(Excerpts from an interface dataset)

--------------------------------

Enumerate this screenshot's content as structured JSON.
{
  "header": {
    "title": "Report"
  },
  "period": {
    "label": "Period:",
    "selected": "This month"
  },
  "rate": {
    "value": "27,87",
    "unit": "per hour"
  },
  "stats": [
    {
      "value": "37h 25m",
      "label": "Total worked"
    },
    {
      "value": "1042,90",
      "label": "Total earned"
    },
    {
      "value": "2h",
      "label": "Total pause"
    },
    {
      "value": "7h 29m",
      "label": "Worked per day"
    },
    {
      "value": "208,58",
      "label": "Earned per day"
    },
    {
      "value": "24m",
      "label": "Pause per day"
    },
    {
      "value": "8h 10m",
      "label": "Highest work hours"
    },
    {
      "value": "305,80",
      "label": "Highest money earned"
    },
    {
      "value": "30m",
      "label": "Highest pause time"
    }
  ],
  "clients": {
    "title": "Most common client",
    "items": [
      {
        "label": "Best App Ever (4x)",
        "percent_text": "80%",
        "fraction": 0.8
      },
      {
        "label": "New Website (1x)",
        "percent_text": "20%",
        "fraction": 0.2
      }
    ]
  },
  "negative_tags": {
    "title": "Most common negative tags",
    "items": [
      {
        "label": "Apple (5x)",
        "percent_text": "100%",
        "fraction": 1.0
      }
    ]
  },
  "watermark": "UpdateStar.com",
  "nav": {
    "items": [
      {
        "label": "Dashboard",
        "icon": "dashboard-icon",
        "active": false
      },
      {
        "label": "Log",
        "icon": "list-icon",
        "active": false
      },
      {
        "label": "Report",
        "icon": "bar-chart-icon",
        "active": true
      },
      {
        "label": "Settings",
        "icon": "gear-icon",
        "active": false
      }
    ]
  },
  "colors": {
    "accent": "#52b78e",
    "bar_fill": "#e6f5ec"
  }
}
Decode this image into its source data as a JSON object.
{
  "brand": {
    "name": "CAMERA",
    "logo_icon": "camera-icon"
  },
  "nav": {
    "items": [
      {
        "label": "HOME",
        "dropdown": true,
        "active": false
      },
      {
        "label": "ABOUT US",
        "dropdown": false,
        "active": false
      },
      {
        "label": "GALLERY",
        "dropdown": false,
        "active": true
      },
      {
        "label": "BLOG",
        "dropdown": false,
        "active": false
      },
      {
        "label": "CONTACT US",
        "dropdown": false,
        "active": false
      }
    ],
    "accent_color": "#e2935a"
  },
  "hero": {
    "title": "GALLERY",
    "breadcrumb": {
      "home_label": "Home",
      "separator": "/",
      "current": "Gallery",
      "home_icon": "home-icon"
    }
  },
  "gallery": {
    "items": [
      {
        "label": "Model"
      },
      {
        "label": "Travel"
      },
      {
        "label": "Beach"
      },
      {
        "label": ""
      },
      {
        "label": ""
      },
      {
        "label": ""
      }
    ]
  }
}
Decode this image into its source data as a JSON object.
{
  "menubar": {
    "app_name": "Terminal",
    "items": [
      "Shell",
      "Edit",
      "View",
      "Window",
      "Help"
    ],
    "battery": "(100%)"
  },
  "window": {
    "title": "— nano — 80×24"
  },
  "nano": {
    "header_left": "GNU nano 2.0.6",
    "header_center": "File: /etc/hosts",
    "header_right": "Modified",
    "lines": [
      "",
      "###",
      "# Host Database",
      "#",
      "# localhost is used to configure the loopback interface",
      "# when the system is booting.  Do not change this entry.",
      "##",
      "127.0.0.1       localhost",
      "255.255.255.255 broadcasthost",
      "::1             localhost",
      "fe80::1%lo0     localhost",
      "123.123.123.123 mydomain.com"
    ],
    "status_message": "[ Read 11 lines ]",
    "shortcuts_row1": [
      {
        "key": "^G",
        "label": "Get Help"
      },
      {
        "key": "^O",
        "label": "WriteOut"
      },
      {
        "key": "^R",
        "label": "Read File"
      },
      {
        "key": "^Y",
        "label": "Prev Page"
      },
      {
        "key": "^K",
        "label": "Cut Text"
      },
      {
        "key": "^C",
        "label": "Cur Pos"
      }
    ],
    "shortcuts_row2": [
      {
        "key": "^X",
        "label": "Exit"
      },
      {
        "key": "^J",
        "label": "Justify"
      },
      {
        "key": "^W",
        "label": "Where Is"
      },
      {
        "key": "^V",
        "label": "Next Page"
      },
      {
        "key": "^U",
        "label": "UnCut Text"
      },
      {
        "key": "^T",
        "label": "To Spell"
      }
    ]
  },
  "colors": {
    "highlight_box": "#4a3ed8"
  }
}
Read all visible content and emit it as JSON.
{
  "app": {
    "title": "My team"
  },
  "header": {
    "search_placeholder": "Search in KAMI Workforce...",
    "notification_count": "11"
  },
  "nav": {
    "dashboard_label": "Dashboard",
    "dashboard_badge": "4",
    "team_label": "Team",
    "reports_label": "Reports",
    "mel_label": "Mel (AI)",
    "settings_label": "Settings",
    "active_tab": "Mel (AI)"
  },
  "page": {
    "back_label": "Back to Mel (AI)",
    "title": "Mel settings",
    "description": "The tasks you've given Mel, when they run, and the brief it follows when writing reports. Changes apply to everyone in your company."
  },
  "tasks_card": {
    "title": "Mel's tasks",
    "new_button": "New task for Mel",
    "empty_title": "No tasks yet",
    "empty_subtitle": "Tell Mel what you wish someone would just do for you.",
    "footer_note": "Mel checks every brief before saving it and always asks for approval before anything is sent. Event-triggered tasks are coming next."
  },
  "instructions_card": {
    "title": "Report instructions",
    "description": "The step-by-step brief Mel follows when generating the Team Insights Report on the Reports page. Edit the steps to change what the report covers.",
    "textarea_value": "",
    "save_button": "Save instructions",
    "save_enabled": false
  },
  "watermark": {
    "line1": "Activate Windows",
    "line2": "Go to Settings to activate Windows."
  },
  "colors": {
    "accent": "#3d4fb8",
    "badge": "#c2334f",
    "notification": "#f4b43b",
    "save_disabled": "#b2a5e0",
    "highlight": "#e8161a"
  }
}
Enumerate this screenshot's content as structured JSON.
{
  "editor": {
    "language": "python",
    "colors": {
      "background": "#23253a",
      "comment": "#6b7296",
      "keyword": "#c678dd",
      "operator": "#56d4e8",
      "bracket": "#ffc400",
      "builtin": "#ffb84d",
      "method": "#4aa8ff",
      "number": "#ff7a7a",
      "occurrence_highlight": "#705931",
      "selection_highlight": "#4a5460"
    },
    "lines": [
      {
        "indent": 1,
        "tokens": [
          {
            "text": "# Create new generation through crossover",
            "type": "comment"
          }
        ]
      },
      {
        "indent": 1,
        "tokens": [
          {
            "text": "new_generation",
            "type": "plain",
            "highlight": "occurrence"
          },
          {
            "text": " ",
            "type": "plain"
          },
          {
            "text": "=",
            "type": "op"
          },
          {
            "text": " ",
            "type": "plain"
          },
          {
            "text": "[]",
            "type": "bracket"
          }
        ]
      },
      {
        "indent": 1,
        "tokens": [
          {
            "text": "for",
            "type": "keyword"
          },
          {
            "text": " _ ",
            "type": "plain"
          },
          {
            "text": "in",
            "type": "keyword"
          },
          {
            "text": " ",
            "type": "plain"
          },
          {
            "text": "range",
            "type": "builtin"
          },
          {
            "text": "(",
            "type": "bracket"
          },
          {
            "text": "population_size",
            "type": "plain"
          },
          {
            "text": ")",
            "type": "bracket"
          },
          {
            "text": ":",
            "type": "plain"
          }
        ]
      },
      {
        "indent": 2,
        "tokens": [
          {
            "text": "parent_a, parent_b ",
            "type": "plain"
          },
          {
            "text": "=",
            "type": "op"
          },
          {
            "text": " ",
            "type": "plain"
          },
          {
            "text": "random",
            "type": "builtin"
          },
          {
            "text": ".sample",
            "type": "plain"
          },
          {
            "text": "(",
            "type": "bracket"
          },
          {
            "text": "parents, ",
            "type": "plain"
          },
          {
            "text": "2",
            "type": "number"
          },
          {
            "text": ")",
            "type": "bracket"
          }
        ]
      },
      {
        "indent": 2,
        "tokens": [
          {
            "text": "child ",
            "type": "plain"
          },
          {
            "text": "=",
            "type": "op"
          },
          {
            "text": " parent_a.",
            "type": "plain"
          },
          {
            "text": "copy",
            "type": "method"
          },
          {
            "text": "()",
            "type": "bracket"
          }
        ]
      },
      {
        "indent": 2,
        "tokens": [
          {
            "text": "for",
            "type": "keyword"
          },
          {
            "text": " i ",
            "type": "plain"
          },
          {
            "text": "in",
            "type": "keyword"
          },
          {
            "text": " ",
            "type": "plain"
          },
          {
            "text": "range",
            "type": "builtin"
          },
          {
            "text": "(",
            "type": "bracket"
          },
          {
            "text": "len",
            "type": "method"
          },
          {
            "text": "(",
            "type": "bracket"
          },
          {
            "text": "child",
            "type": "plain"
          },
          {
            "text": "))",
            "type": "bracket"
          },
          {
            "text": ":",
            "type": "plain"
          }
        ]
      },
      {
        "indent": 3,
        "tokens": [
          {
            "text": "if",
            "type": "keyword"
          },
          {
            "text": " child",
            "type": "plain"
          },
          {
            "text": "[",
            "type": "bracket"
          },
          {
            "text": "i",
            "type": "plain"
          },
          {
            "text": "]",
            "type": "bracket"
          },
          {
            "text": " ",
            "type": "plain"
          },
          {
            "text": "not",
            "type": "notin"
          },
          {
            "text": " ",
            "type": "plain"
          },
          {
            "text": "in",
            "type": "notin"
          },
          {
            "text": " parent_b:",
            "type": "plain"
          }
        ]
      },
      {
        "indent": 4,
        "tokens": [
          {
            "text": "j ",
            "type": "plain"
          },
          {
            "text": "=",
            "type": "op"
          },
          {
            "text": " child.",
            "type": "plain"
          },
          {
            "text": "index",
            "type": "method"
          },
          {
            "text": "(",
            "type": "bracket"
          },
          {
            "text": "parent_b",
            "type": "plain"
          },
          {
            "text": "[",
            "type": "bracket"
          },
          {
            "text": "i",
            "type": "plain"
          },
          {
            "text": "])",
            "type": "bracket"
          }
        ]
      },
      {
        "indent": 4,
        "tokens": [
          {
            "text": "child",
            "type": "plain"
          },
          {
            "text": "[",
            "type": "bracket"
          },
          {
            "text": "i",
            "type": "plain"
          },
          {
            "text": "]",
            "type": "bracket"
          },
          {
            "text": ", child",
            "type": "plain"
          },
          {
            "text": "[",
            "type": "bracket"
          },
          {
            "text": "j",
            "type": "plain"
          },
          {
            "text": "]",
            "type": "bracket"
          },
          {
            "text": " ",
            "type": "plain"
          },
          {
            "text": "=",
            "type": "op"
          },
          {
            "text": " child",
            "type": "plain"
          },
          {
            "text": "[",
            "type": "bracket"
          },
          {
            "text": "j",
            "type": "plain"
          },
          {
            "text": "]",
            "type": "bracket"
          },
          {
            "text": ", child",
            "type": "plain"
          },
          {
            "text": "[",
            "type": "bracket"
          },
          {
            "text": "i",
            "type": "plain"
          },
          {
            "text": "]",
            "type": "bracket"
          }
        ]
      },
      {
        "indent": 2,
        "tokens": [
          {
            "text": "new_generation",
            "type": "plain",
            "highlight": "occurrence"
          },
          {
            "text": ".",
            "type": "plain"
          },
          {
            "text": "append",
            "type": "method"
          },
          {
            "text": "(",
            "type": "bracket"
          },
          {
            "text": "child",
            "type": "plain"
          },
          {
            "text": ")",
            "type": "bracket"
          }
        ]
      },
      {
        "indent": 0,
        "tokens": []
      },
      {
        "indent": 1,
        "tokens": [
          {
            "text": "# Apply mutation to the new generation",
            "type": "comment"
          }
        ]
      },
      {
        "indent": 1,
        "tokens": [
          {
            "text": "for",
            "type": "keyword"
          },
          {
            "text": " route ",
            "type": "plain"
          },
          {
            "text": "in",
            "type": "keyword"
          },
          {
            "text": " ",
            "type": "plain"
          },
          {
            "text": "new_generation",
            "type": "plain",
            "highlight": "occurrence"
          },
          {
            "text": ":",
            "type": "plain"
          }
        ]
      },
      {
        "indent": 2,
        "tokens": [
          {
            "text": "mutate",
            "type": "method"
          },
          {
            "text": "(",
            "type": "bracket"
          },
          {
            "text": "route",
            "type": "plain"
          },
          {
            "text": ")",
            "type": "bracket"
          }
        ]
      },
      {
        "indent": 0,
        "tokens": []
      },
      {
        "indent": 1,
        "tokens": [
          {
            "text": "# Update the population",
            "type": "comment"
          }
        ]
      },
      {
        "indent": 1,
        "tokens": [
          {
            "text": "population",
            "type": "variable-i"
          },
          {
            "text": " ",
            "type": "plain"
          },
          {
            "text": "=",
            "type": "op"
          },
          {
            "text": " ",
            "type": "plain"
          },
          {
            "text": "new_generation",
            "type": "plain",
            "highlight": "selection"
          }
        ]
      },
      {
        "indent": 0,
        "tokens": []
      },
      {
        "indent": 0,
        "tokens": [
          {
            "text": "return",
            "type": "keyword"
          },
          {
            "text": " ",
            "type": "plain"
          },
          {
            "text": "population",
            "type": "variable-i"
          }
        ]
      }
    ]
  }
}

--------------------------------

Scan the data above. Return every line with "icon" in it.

» **Your solution**:
        "icon": "dashboard-icon",
        "icon": "list-icon",
        "icon": "bar-chart-icon",
        "icon": "gear-icon",
    "logo_icon": "camera-icon"
      "home_icon": "home-icon"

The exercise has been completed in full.